Mark Johnson's occasional & opinionated podcast about family strategy boardgames
Do you know the term, Experience Game? I thought everyone did, but in prepping for this episode I found that it's used a lot less often than I thought. Not only that, but I learned it's a term that was used more often in the early days of hobby boardgames, by which I mean the 1990s. Well, let's bring it up to 2013. (Actually, it IS still used sometimes.)
What I'm talking about are titles where the experience is more important than the gameplay. This is easiest to think about in terms of roleplaying or party games. There I think most people understand that the group experience is the objective, more than the mechanics--certainly more than points and winning. This can be true of boardgames, too. For some, that's an obvious concept, and it's in some of the games they love the most. If you're a diehard eurosnoot, however, this may make no sense! Why would the point of a game be anything other than the gameplay?! There's an aesthetic and even kind of a "story" to Tigris & Euphrates or Settlers, but the point is playing a friendly competition against your friends, right? Take an abstract like GIPF and that's all it's about, I'd say.
When I thought about some of the games I've enjoyed quite a bit, I found they were ones that focused on the story quite a bit more than the mechanics of playing the game, or even winning it. You know me, though--I'm turned off by the many games with stories about orcs, spaceships, or zombies. Are there games that take "serious" or historic subject (like Brass does with the Industrial Revolution in Lancashire) but then are happy to downplay the gameplay in service of the story and the shared experience the players have together? Yes!
In this discussion, I drew upon my personal history with roleplaying games more than I thought I would. Although I don't play RPGs anymore, I did for a long time during high school and college. (It even led to a few projects for Steve Jackson Games' GURPS, which is why I've got that spiffy Game Designer geekbadge under my name.) When they're working well for the player, I think experience boardgames can give some of the shared story payoff of a roleplaying game with your friends.

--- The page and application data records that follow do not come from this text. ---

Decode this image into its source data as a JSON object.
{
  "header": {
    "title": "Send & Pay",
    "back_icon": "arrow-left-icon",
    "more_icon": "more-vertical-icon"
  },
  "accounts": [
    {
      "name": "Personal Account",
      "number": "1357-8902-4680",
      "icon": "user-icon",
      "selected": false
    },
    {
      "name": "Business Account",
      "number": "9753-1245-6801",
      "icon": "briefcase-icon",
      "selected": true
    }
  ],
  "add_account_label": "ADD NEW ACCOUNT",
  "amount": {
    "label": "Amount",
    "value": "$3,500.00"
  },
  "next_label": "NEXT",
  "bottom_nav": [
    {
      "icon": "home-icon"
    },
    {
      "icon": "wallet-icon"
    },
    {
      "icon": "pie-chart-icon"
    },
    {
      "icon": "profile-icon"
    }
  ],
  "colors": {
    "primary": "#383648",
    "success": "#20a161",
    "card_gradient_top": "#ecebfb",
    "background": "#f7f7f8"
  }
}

Believe it or not, I'm not trying to make an objective analysis and come up with a crisp definition in this episode. I'm really not! It may be unsatisfying for me to retreat to the subjective experience games are in the eye of the 'experiencer' nonsense statement, but that's basically where I ended up on this topic. Some titles like Tale of the Arabian Nights are unequivocally experience games, while others like Medici are clearly not, but Greg and I had different ideas about other titles such as Arkham Horror or Galaxy Trucker.
By the way, a game I completely forgot to bring up is Source of the Nile. Or maybe I subconsciously wanted to wait until I actually finished a game, and I'm not there yet. Right now I'm using Vassal to slowly work through a play-by-email version of this 1970s classic. Being from Avalon Hill in the 70s (though originally published by someone else), it's got rules up the wazoo. Nonetheless, it very much feels like the point of the game is the experience, rather than winning or losing. One of these days I'll finish the sucker and talk about it on the podcast. Pax Porfiriana is kind of the same--I mentioned it briefly on the episode, but will talk about it more after I've got more experience with it.
Oh, and do check out the BGG Glossary. I don't think enough gamers know about it.
P.S. Here are the different graphic presentations for Nemo's War
P.P.S. For those curious about WGTG, my first episode talking about Gettysburg is coming along...
Mark Johnson's occasional and opinionated podcast, Boardgames To Go, now has its own blog on Boardgamegeek.
14 Jul 2013
- [+] Dice rolls